►

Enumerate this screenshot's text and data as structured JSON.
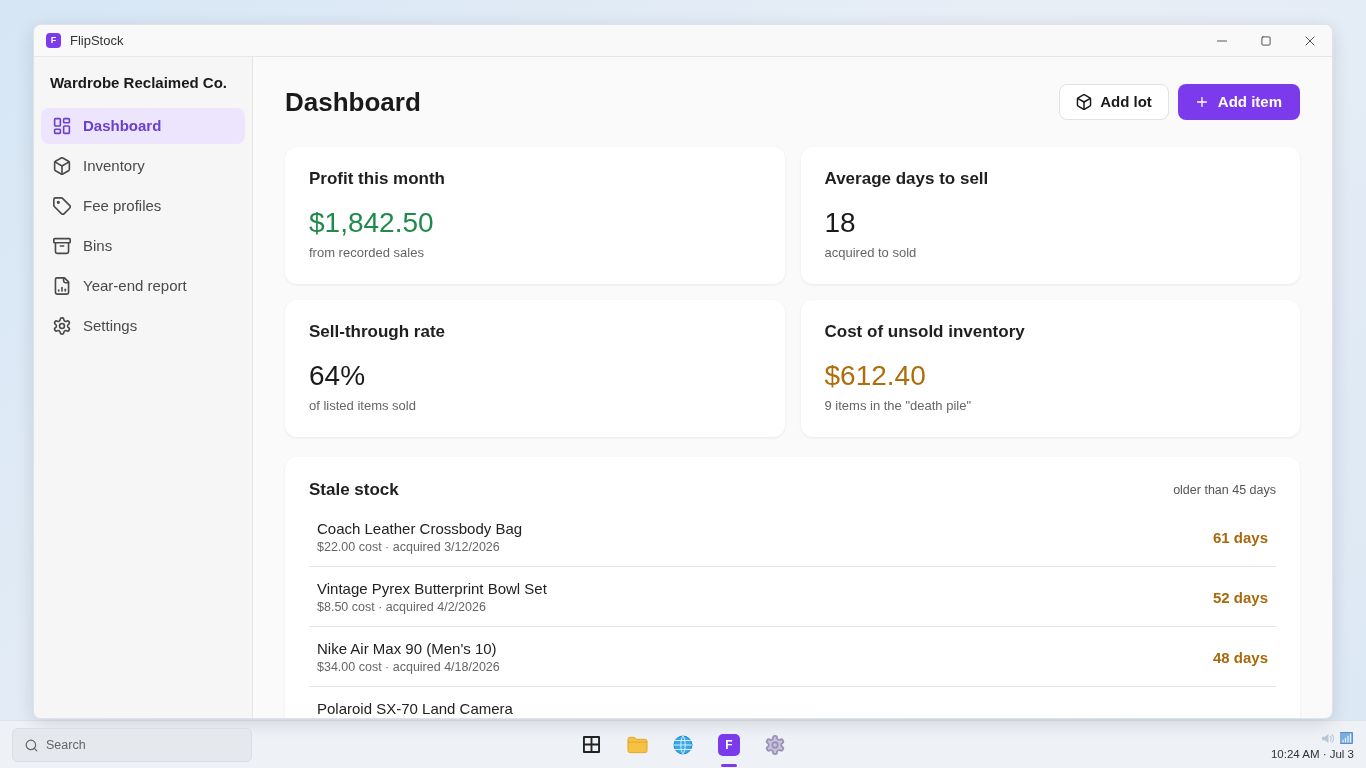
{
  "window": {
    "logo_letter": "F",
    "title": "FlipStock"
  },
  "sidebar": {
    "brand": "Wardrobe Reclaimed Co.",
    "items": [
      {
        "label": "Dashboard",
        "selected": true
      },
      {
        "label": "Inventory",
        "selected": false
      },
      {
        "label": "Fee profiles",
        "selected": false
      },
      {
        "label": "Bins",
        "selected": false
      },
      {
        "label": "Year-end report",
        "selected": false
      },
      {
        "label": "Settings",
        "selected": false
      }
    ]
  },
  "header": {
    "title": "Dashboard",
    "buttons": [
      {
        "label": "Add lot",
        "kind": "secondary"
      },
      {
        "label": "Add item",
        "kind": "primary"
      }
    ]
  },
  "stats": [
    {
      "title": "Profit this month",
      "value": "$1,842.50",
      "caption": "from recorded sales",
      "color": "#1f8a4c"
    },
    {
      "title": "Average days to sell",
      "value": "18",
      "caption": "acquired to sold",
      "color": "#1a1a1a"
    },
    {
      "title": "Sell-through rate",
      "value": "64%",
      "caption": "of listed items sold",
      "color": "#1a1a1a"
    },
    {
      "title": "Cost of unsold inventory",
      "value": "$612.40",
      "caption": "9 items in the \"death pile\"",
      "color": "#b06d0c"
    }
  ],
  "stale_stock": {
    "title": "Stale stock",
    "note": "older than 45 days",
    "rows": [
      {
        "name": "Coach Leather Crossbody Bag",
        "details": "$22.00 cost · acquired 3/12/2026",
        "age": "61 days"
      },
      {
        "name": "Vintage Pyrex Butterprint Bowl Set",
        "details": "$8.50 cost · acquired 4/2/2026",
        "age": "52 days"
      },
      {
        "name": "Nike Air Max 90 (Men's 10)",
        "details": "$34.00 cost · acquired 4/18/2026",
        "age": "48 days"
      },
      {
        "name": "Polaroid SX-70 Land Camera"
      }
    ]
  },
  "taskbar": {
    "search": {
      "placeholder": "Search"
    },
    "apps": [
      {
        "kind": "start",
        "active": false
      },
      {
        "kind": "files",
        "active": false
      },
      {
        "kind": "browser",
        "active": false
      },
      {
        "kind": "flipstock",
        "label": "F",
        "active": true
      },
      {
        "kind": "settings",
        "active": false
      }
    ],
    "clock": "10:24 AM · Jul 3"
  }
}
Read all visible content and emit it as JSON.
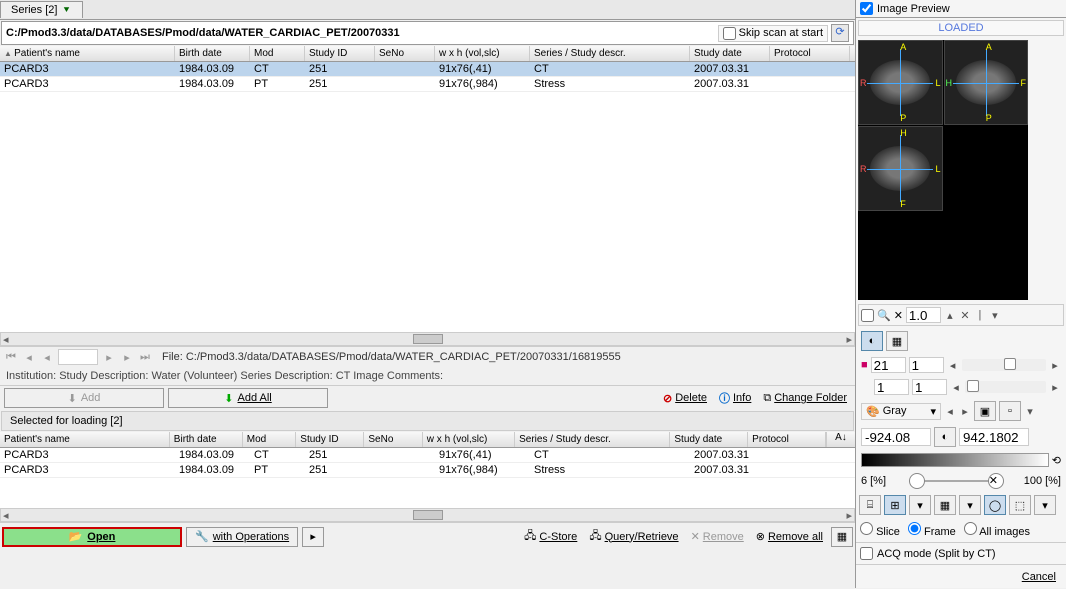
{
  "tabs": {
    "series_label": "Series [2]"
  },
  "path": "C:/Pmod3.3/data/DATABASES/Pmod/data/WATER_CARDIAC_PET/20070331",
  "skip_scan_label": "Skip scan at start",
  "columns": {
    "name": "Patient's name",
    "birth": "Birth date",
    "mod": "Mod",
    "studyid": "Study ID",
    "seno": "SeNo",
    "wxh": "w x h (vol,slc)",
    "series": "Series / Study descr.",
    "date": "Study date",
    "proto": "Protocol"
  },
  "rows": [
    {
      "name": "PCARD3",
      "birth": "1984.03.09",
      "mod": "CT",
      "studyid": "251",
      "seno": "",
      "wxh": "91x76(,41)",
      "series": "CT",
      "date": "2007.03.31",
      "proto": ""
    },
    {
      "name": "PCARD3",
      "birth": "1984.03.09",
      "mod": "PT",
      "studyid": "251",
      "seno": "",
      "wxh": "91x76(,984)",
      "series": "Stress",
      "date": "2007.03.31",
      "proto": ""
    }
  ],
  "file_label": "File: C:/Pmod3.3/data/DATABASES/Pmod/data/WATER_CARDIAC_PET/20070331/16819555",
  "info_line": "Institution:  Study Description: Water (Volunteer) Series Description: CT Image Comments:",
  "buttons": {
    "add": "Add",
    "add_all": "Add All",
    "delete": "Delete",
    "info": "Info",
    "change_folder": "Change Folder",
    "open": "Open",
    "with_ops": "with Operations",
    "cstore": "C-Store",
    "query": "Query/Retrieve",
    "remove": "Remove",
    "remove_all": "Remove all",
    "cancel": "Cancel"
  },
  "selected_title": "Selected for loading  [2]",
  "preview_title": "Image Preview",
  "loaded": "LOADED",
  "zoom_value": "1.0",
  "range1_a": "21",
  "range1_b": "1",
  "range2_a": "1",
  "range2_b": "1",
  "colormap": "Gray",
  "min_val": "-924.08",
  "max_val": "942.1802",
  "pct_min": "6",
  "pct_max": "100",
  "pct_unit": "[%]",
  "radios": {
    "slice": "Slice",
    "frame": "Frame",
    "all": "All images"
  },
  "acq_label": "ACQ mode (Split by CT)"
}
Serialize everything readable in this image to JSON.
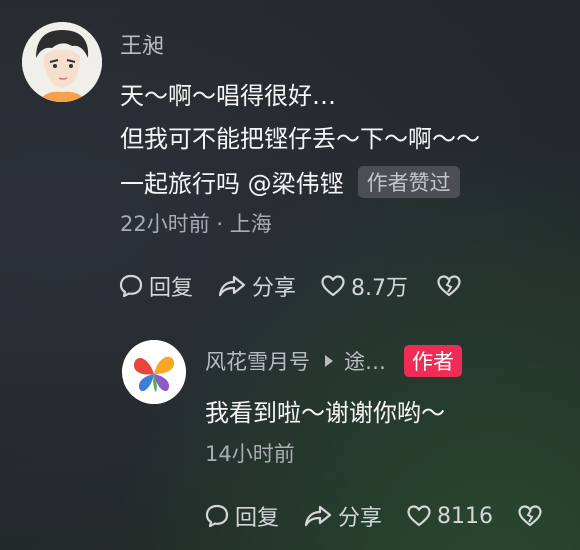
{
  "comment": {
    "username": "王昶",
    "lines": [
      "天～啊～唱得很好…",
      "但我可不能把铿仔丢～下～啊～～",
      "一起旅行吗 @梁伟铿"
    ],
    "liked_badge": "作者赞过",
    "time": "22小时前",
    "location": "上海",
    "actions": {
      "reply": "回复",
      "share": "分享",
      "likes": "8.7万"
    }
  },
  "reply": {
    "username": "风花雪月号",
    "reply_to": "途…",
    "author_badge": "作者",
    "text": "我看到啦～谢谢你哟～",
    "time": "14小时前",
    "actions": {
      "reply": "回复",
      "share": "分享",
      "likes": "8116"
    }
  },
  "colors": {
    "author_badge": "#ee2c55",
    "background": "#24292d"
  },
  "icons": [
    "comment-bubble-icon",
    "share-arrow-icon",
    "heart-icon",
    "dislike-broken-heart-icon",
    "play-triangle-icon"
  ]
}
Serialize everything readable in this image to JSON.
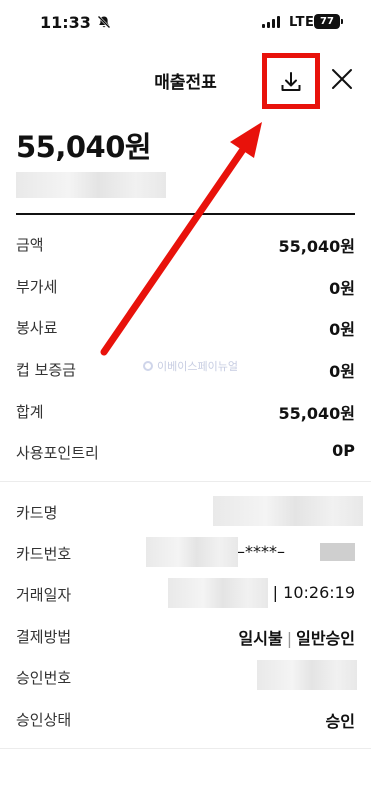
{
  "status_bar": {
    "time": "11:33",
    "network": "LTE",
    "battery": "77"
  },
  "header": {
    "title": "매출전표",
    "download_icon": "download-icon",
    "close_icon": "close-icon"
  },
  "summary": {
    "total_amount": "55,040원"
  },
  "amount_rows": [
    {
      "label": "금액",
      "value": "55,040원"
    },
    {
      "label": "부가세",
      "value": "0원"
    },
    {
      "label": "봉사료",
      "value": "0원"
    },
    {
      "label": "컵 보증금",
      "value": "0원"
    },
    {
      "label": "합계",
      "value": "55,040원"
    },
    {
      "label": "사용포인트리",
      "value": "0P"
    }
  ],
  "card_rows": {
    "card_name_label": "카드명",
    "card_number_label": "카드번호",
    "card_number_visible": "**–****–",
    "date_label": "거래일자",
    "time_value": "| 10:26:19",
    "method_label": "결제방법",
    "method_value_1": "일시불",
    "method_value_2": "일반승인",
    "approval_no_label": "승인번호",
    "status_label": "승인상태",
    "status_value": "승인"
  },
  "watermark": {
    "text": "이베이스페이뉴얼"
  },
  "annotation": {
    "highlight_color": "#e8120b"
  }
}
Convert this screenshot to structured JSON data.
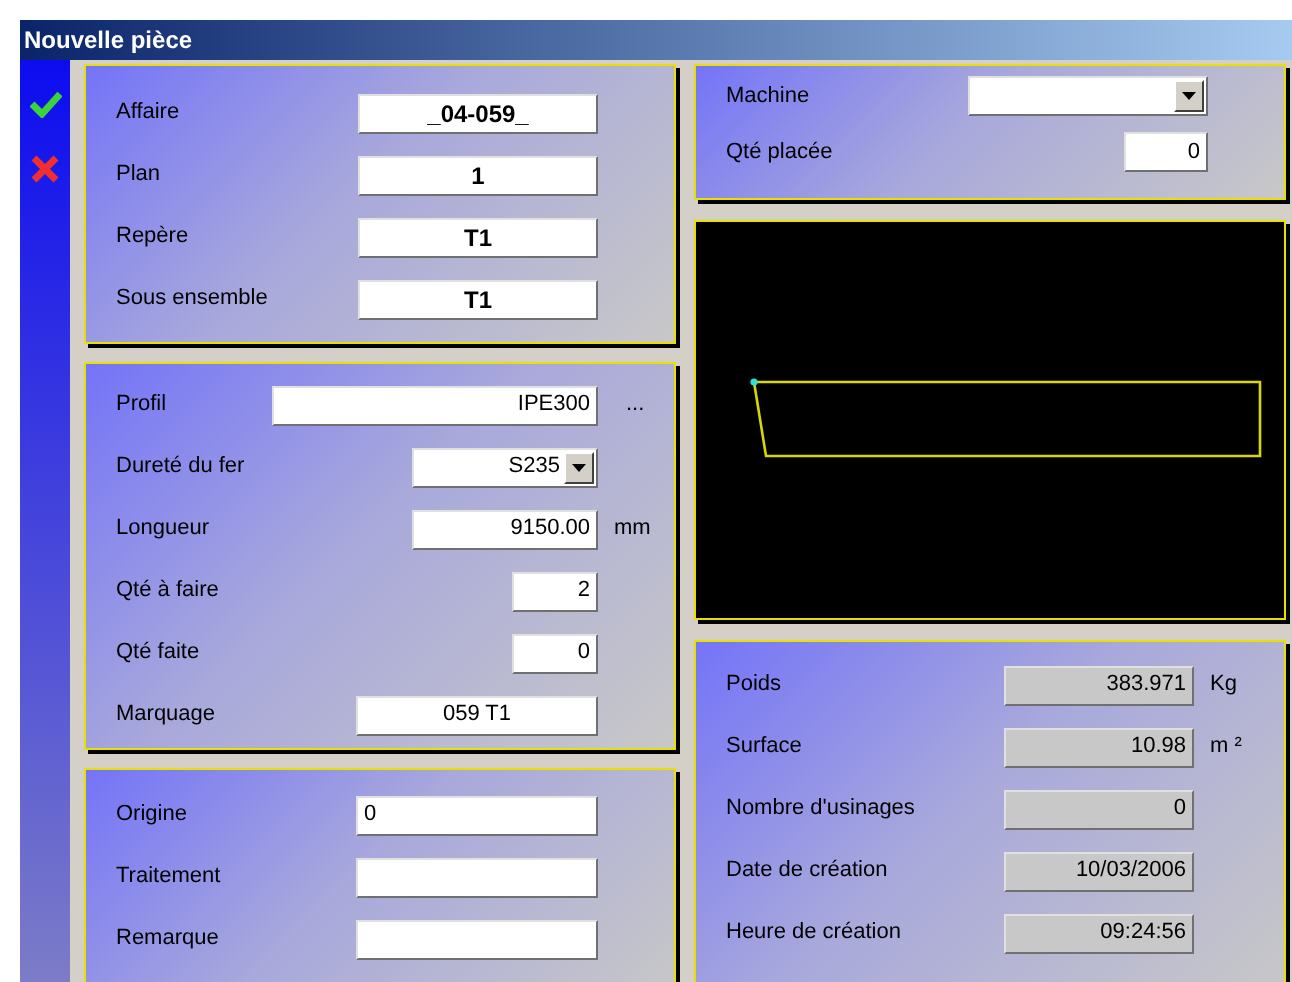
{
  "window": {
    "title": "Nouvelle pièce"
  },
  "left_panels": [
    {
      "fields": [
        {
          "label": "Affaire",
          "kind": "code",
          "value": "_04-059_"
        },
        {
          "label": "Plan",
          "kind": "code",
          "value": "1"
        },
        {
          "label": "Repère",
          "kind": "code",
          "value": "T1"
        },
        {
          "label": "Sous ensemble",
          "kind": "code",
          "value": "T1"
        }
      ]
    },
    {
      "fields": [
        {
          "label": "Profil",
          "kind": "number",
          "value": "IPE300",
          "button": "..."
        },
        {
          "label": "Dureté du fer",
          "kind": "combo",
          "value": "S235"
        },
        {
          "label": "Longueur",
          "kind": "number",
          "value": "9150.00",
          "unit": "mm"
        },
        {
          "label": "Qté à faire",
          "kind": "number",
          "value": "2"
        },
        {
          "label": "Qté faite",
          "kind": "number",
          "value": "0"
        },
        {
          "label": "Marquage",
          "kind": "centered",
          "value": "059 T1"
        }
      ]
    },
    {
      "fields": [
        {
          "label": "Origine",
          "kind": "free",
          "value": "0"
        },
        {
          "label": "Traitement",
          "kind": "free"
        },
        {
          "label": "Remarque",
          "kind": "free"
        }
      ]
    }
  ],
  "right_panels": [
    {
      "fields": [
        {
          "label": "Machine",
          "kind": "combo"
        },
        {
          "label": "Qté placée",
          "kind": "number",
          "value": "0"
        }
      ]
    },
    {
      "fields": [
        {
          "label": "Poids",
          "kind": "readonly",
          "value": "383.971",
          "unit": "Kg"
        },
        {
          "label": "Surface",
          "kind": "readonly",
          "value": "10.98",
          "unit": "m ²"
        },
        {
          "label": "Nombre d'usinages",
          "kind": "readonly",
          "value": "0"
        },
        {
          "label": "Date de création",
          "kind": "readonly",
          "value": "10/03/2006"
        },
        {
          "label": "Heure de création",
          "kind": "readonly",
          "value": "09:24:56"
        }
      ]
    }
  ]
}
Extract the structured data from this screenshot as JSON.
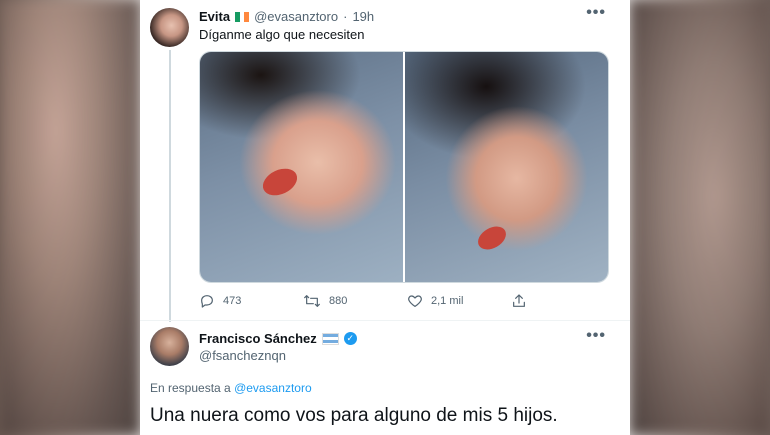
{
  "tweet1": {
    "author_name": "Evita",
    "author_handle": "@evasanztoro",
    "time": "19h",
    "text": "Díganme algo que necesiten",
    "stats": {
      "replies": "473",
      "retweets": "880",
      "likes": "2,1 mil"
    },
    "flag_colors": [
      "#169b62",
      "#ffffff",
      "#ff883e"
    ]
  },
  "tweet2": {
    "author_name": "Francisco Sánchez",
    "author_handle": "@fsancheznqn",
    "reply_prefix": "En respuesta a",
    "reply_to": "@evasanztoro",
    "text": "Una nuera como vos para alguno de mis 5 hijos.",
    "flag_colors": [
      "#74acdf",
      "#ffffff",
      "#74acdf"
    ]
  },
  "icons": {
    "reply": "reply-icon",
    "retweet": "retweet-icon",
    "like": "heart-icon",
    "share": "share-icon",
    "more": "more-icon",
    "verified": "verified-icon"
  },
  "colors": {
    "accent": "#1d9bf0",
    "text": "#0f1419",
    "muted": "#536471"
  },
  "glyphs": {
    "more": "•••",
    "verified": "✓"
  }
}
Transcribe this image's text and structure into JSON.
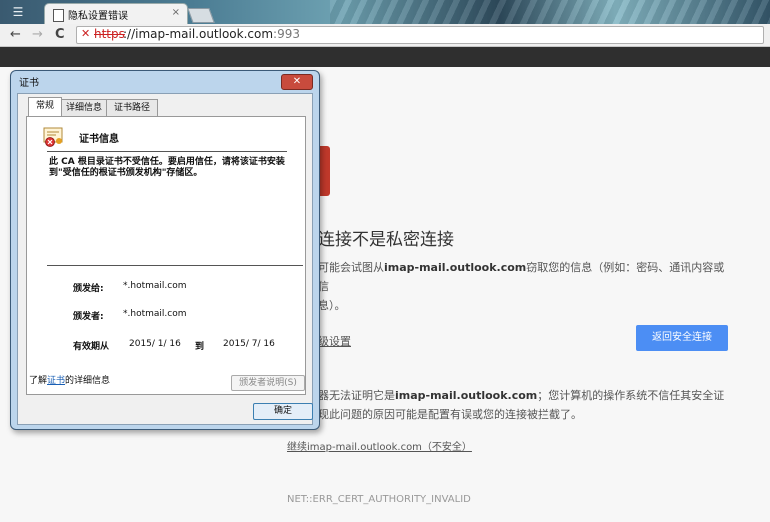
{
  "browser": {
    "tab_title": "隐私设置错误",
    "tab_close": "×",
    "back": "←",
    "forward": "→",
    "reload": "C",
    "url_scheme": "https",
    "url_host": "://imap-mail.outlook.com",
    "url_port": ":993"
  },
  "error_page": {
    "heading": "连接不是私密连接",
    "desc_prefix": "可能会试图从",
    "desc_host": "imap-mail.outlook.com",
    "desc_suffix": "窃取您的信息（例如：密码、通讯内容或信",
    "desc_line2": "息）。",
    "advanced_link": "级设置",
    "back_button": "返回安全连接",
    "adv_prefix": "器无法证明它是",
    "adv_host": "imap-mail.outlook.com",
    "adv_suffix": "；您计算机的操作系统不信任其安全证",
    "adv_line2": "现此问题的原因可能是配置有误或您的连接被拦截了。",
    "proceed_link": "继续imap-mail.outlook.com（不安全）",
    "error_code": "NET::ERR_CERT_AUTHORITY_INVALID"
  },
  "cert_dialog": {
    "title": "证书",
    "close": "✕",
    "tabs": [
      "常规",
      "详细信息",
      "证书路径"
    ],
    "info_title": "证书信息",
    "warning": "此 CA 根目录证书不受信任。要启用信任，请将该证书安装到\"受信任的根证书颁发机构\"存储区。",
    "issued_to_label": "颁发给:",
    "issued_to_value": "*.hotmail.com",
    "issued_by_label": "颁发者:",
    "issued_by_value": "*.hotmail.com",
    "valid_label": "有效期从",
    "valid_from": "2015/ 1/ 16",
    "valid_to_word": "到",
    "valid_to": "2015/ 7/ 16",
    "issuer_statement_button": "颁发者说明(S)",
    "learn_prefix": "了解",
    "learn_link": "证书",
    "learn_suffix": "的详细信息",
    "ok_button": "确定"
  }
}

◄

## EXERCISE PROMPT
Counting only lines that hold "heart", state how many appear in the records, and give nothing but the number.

## RESULT FOR THIS EXERCISE
3